Data entries

-=-=-=-=-

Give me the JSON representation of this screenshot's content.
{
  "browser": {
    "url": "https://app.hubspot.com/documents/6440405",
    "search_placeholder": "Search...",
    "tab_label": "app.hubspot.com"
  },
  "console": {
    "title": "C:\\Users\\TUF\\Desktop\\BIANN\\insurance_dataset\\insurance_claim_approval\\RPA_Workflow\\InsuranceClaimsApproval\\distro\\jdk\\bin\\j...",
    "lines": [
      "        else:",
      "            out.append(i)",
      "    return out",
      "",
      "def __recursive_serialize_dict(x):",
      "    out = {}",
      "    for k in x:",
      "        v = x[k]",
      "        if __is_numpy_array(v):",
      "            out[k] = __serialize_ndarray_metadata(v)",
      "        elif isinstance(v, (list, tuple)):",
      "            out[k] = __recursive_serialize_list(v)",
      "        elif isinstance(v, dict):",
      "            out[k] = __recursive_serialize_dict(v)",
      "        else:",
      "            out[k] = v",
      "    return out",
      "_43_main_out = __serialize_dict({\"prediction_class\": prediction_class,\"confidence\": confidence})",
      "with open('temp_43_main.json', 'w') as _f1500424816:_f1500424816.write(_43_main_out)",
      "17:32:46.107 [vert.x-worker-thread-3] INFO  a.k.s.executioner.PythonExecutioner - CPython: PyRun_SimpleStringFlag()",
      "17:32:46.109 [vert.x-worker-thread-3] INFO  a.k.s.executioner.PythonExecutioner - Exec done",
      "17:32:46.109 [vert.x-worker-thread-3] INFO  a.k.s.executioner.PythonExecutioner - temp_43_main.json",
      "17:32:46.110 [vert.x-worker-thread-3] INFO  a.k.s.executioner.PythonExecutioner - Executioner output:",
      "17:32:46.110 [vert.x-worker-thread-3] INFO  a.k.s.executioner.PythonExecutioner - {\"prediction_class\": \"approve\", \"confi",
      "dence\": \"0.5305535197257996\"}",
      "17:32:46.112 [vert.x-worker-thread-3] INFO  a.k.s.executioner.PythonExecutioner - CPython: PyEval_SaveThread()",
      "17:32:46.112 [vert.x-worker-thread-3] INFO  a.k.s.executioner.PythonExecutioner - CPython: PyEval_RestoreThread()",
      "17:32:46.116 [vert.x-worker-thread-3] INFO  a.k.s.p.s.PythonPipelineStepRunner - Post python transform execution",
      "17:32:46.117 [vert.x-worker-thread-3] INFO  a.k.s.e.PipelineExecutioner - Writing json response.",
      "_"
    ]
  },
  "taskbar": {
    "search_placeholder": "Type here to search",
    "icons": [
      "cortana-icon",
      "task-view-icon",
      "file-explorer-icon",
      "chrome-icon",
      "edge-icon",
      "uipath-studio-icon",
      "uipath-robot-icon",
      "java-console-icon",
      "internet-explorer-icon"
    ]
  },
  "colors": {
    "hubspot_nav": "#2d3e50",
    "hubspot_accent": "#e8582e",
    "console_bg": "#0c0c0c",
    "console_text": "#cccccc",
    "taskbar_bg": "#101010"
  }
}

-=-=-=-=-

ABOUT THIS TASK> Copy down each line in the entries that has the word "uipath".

REPLY>
      "uipath-studio-icon",
      "uipath-robot-icon",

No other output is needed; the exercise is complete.